Interview with Corbin head football coach Tom Greer
1. What do you think will happen this football season as far as being played on time with no changes?
“I believe if there are solid treatments and/or a vaccine available, then you could see a regular-season take place. Our first priority has to be to make certain that all players and staff are safe. I’m comfortable our leaders, including the Commissioner of the KHSAA, will implement plans to ensure this happens. I do know that everyone will have to be flexible as we move forward — plans may change based on the direction of the virus. I am concerned that the phases for reopening will push us past the first few games.”
2. What late starting date do you feel would put the season in jeopardy of being played as a normal season?
“Of course, I would like to see the season get started by August 1 to have a season as normal as possible, even though it would still be shortened. Football is a sport that will take a minimum of five weeks to get prepared to compete safely. There is a three-week process to get adapted to all the gear and to become physically acclimated to the weather. If we rush into the season and players are not in great shape, then all teams risk increased and excessive injuries.”
3. Do you think there will be any changes in the game or maybe limitations to the fan base at games?
“Currently, I do not foresee that happening but again that will be directed by the Board of Controls and Commissioner Tackett. In preparation for a typical year, we would engage in about three weeks of 7-on-7 passing league play which is great conditioning for athletes. I do not believe we will see that opportunity this season. The preparation I do imagine, is in July, having a nine-player to one coach conditioning and instruction scenario taking place. This would allow for some basic preparation for the season but still limits preparation for competitive play.”
4. With a later start, and time missed, how will your pre-season practices vary from a normal season?
“This year, more than ever, we will take advantage of every hour, and every day we have and ensure that we are not wasting a minute. In planning for this, my coaching staff and I have been working consistently to create detailed schedules for every possible scenario. We have deployed virtual meetings weekly around leadership, team play, keeping watch on the mental health of players during this trying time, and teaching offensive and defensive plays to individual and small groups of students. Our coaches have participated in virtual meetings to work through details of every play and scheme to ensure a tight approach that can be implemented in a short span of time. Depending on how late we begin, our playbook may have to be shortened to master what we do execute.”
5. Since you have not been able to work with your players since the start of the KHSAA-mandated pandemic dead period, how will you go about getting each athlete physically fit for the upcoming football season?

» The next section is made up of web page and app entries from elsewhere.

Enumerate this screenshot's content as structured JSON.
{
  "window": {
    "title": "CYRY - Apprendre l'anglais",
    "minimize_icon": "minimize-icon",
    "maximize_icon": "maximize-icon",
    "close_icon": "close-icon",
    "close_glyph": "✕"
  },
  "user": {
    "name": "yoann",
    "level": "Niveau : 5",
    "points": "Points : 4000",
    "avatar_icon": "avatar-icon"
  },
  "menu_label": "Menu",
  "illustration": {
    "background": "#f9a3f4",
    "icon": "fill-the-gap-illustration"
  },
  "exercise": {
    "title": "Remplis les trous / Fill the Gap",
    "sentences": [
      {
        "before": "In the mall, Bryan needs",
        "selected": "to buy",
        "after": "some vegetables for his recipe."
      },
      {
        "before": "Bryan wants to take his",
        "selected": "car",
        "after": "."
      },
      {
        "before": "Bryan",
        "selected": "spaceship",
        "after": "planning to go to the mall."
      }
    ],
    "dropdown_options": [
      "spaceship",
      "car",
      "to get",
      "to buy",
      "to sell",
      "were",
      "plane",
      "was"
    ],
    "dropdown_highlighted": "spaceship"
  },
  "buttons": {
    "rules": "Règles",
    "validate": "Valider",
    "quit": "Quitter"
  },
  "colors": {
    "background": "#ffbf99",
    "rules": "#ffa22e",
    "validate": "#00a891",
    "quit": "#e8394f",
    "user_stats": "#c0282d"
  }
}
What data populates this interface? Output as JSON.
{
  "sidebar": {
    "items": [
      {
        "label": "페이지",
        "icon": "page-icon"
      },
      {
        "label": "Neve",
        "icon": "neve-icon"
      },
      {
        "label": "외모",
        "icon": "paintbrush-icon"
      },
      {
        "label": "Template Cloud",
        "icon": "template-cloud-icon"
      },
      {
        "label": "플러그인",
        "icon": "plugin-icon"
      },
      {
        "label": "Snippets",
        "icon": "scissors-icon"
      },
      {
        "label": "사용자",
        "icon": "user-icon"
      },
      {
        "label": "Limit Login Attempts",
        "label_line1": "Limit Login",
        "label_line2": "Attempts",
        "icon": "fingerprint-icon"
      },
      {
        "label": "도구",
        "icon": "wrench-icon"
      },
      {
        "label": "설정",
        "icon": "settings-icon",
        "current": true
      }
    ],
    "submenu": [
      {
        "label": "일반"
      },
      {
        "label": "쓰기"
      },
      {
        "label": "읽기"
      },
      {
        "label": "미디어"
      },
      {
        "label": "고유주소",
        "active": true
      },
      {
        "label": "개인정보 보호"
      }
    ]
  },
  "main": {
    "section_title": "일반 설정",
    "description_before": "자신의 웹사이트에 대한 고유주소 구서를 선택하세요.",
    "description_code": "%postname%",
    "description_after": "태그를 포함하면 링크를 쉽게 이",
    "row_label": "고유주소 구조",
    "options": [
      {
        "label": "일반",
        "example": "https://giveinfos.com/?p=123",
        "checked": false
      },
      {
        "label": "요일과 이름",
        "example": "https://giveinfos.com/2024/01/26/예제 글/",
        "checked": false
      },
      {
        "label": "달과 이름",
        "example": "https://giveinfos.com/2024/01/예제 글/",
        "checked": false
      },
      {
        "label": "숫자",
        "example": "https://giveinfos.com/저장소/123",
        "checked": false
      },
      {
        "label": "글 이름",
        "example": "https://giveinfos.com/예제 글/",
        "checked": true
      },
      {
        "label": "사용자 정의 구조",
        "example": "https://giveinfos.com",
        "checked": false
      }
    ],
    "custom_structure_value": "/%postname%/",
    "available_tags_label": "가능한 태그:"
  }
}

“Some of this responsibility falls on players to ensure that when they are released to us to start practice, they come to us in the best shape possible. Prior to the weight facilities being closed down, my staff and I created individual non-weight workout programs for each player. I feel confident that most players followed these with fidelity. Once we are released to do so, we can take it from there with high-intensity practices where players are competing every day.”